Records from a data collection:
>>>

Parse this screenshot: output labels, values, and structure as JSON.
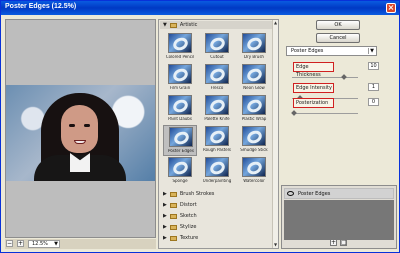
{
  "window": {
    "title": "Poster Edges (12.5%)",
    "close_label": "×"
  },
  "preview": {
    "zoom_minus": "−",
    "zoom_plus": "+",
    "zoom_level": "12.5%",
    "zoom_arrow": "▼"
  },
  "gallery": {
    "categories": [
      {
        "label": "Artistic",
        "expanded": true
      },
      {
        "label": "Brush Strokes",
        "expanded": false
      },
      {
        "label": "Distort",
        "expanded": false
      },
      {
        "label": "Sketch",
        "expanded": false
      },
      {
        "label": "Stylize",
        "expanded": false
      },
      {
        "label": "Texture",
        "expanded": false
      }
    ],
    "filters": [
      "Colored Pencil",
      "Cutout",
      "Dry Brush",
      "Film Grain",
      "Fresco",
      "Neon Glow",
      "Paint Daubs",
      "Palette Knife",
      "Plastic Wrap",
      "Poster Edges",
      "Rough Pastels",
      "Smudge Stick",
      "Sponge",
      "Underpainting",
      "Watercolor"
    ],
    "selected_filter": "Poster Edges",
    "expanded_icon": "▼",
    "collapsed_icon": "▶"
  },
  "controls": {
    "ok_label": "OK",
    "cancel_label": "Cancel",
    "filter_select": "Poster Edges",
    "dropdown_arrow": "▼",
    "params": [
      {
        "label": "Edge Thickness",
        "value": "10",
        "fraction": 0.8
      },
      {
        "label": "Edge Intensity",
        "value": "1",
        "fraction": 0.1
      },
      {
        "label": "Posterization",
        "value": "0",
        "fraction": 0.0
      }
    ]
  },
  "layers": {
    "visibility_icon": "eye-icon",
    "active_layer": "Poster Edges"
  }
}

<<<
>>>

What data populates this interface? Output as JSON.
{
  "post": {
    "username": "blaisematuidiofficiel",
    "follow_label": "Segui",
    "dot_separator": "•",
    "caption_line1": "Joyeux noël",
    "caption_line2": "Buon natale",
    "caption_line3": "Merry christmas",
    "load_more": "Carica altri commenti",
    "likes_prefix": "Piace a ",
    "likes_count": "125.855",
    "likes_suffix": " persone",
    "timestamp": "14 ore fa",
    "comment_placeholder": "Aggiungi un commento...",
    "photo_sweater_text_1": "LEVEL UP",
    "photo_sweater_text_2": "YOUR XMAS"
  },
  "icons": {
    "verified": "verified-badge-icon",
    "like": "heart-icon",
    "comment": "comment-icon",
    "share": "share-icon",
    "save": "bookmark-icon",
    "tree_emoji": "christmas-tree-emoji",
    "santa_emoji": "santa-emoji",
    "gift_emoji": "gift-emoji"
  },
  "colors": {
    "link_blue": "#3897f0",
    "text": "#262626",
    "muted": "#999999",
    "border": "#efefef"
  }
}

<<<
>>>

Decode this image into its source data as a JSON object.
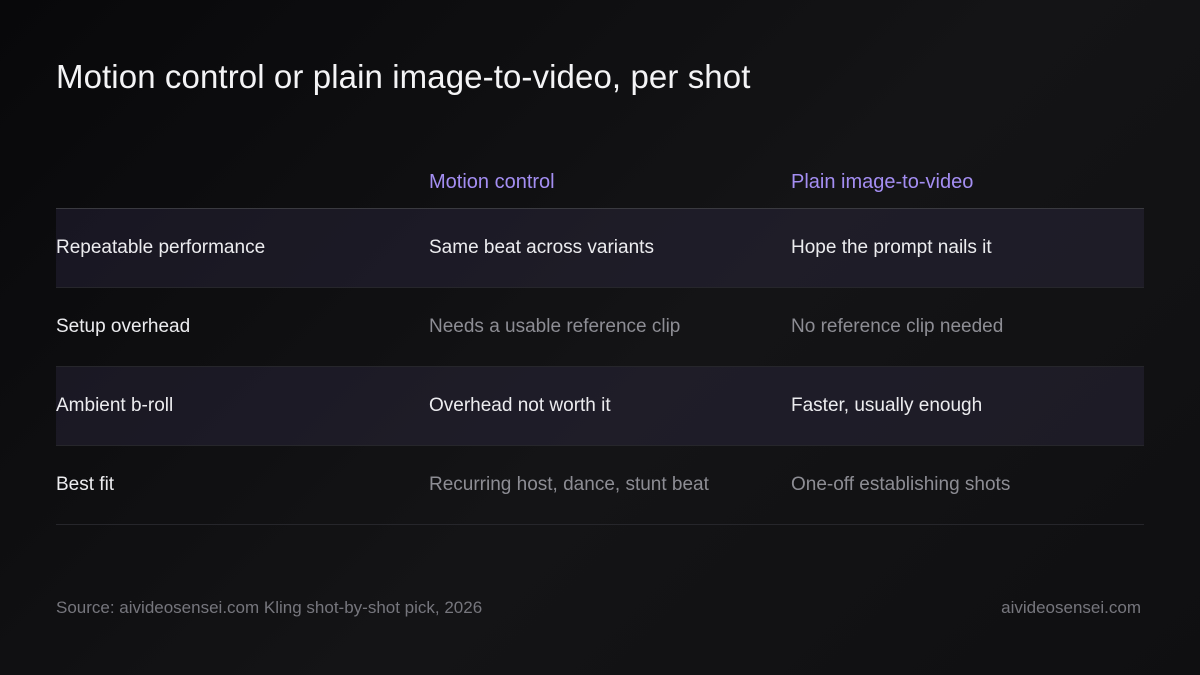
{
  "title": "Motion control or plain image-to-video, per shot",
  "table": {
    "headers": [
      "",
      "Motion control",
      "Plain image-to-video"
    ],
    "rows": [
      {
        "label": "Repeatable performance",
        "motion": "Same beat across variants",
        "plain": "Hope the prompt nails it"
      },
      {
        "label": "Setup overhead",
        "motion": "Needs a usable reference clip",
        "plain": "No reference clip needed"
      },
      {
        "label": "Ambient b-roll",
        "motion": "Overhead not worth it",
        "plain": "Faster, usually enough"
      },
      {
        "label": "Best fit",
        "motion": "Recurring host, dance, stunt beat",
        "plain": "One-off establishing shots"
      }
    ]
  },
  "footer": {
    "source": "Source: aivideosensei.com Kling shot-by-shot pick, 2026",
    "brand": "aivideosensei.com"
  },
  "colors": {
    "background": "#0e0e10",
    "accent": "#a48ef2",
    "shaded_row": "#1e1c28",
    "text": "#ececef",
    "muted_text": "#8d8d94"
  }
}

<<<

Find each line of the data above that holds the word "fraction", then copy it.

        "fraction": 0.8
        "fraction": 0.1
        "fraction": 0.0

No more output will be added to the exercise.